**Try it**
Could you retype all of the entries below word for word?

Saved data entries:
((
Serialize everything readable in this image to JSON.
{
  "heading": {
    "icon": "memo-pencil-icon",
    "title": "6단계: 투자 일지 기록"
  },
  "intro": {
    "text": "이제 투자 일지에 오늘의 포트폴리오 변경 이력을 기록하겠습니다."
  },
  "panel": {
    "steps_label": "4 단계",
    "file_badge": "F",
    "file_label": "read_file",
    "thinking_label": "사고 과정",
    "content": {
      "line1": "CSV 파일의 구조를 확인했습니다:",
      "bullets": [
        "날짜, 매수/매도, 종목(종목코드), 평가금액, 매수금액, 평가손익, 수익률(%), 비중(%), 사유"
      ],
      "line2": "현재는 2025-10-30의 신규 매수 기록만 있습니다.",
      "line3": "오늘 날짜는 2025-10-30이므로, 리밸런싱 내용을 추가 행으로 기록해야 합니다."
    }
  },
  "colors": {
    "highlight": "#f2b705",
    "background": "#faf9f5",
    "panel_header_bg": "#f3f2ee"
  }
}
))
**Result below**
Serialize everything readable in this image to JSON.
{
  "heading": {
    "icon": "memo-pencil-icon",
    "title": "6단계: 투자 일지 기록"
  },
  "intro": {
    "text": "이제 투자 일지에 오늘의 포트폴리오 변경 이력을 기록하겠습니다."
  },
  "panel": {
    "steps_label": "4 단계",
    "file_badge": "F",
    "file_label": "read_file",
    "thinking_label": "사고 과정",
    "content": {
      "line1": "CSV 파일의 구조를 확인했습니다:",
      "bullets": [
        "날짜, 매수/매도, 종목(종목코드), 평가금액, 매수금액, 평가손익, 수익률(%), 비중(%), 사유"
      ],
      "line2": "현재는 2025-10-30의 신규 매수 기록만 있습니다.",
      "line3": "오늘 날짜는 2025-10-30이므로, 리밸런싱 내용을 추가 행으로 기록해야 합니다."
    }
  },
  "colors": {
    "highlight": "#f2b705",
    "background": "#faf9f5",
    "panel_header_bg": "#f3f2ee"
  }
}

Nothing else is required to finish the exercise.